**Web page and app entries:**
• • • •

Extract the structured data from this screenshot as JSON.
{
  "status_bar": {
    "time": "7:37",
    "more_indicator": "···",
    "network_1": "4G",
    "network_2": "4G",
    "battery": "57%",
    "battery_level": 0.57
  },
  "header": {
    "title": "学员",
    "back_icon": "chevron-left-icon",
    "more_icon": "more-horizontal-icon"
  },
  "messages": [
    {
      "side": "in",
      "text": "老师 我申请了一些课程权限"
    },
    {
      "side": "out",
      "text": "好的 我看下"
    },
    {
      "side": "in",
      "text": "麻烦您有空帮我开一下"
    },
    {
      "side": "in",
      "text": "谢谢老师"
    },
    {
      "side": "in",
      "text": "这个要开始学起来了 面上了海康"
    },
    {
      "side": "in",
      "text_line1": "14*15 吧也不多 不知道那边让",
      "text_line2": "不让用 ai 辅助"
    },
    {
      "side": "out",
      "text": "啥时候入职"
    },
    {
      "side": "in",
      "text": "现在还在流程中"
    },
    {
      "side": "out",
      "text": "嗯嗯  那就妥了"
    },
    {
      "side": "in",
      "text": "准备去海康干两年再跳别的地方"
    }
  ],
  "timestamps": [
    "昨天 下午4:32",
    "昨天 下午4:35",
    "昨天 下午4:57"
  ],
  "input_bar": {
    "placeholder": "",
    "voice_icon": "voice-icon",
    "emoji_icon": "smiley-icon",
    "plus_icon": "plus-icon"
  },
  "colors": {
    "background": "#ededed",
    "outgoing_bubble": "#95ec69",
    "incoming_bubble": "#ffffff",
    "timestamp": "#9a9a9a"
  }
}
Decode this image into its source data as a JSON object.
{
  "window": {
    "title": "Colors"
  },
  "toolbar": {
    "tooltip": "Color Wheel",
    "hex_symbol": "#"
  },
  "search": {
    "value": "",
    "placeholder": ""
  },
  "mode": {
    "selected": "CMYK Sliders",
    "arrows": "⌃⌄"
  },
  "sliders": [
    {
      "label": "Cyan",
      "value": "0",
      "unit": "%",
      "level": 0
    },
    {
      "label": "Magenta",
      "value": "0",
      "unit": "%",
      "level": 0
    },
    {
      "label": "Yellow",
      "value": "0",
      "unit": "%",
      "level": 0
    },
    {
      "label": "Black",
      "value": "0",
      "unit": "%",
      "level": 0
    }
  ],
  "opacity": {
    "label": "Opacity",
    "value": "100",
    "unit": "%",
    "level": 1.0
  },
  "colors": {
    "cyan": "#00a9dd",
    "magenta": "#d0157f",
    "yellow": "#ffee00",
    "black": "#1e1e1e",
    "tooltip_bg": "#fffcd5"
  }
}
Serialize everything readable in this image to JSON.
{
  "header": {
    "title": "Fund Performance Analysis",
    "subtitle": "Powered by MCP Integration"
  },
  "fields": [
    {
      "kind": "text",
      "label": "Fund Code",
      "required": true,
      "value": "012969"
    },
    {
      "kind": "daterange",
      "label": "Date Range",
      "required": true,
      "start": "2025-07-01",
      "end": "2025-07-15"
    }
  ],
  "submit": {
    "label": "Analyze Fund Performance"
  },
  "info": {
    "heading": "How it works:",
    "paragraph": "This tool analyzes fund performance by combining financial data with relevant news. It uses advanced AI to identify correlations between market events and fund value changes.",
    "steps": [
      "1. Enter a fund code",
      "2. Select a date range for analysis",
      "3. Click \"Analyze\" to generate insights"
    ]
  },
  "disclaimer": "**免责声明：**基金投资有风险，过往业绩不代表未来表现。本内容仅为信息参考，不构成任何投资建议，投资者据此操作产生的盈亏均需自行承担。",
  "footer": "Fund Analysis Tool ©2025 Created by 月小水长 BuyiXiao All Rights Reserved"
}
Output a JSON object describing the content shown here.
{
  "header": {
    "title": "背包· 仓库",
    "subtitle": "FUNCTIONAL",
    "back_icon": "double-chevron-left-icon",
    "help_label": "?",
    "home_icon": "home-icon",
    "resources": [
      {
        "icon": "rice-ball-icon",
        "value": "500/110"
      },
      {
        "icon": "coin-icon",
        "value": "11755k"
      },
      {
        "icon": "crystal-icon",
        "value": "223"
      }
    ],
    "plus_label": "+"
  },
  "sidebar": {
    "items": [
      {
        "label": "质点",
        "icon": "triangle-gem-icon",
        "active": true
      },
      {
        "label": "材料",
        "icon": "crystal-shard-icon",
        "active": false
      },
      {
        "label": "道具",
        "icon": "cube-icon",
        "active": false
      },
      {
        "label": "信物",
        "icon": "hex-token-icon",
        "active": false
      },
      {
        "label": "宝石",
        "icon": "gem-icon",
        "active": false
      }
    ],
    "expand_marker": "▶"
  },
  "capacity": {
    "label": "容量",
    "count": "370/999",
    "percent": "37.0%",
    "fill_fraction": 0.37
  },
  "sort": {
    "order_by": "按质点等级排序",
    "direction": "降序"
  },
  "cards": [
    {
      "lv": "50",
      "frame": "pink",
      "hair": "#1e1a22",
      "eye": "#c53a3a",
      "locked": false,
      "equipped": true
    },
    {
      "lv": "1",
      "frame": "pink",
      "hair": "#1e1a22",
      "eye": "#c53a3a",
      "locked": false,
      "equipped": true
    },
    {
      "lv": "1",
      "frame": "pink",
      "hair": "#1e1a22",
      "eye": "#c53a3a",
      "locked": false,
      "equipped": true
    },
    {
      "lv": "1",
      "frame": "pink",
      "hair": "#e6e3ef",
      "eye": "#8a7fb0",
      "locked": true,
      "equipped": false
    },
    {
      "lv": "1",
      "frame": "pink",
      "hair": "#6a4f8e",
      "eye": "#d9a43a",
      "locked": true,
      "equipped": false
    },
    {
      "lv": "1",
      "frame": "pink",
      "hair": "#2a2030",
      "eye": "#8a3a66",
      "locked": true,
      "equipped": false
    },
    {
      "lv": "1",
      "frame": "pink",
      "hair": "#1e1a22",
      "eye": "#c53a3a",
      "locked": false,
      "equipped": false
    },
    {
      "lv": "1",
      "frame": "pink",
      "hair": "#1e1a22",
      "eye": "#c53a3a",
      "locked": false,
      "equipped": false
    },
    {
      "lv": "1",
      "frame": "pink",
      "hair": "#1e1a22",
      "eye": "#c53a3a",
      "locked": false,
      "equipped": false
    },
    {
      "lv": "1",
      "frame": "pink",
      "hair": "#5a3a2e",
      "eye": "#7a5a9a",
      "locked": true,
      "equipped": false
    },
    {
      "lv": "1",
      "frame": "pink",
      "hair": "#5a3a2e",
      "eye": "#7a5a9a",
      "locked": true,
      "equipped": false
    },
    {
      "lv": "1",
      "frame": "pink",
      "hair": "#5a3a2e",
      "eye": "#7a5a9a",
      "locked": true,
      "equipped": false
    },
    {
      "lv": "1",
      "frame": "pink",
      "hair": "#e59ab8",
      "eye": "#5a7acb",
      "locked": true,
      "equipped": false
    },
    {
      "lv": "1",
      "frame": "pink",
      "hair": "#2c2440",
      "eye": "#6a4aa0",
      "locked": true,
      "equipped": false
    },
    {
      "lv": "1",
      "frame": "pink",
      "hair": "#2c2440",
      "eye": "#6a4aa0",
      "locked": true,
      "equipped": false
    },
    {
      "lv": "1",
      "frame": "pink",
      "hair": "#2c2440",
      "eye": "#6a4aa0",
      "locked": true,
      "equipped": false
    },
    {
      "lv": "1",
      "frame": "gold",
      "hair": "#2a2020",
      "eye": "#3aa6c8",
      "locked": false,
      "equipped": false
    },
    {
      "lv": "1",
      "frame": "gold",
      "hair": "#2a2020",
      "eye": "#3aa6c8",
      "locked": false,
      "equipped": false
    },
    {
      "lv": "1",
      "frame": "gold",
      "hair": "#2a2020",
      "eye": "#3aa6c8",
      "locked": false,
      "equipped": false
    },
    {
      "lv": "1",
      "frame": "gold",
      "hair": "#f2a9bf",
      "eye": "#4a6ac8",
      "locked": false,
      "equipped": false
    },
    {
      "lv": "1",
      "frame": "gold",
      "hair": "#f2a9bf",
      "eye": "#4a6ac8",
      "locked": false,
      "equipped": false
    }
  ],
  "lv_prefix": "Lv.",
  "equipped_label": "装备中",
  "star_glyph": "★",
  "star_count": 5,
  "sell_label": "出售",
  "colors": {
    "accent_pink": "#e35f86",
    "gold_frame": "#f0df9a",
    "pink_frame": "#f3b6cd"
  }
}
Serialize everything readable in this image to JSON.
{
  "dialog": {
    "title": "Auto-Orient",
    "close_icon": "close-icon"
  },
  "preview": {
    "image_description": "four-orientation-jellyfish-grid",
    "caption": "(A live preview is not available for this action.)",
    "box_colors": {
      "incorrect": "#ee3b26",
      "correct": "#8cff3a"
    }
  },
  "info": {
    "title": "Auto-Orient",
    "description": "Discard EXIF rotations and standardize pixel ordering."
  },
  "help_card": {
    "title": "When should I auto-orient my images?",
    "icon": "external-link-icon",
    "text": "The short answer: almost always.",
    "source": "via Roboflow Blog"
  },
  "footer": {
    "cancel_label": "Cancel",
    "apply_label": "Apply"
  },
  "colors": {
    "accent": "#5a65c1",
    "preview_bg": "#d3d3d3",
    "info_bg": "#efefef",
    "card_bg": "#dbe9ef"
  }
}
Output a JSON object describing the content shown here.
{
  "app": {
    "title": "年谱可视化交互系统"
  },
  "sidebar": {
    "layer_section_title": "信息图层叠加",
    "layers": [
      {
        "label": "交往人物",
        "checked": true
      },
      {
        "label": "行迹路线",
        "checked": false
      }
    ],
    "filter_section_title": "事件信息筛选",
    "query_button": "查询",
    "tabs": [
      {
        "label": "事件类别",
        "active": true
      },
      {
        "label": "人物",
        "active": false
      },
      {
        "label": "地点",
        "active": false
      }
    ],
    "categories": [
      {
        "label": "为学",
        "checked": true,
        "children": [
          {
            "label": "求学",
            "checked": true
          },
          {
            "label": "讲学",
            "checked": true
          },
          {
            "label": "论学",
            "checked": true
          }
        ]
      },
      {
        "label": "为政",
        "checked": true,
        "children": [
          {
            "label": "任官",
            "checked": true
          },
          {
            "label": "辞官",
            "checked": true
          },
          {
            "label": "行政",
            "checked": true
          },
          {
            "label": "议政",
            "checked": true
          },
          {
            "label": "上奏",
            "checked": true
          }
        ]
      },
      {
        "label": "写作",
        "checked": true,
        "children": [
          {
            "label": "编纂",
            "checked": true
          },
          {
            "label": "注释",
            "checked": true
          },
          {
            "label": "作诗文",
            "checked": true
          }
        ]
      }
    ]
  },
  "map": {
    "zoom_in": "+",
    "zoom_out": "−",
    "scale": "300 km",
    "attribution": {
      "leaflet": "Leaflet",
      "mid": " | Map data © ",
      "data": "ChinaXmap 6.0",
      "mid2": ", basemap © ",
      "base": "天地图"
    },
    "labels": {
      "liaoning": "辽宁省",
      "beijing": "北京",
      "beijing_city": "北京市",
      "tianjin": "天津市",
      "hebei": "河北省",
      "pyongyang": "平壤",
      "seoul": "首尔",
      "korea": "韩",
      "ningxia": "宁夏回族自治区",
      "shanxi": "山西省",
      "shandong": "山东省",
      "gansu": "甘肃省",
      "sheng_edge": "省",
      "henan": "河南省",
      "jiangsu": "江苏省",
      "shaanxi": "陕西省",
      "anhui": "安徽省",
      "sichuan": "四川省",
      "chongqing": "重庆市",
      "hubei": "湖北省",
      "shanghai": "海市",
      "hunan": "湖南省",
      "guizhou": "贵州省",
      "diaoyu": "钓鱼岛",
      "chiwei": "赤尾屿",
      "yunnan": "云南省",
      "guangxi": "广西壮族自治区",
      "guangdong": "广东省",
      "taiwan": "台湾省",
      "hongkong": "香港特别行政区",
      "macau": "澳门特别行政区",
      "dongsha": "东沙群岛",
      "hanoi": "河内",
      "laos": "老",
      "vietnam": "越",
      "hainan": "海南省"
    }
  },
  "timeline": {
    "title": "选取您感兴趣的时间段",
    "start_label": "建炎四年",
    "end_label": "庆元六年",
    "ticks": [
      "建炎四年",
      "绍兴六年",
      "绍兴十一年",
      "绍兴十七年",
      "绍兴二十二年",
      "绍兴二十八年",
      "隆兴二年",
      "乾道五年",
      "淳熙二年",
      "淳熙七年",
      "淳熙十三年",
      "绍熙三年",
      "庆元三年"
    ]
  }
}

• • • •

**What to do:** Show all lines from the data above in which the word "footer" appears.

**Exercise result:**
  "footer": "Fund Analysis Tool ©2025 Created by 月小水长 BuyiXiao All Rights Reserved"
  "footer": {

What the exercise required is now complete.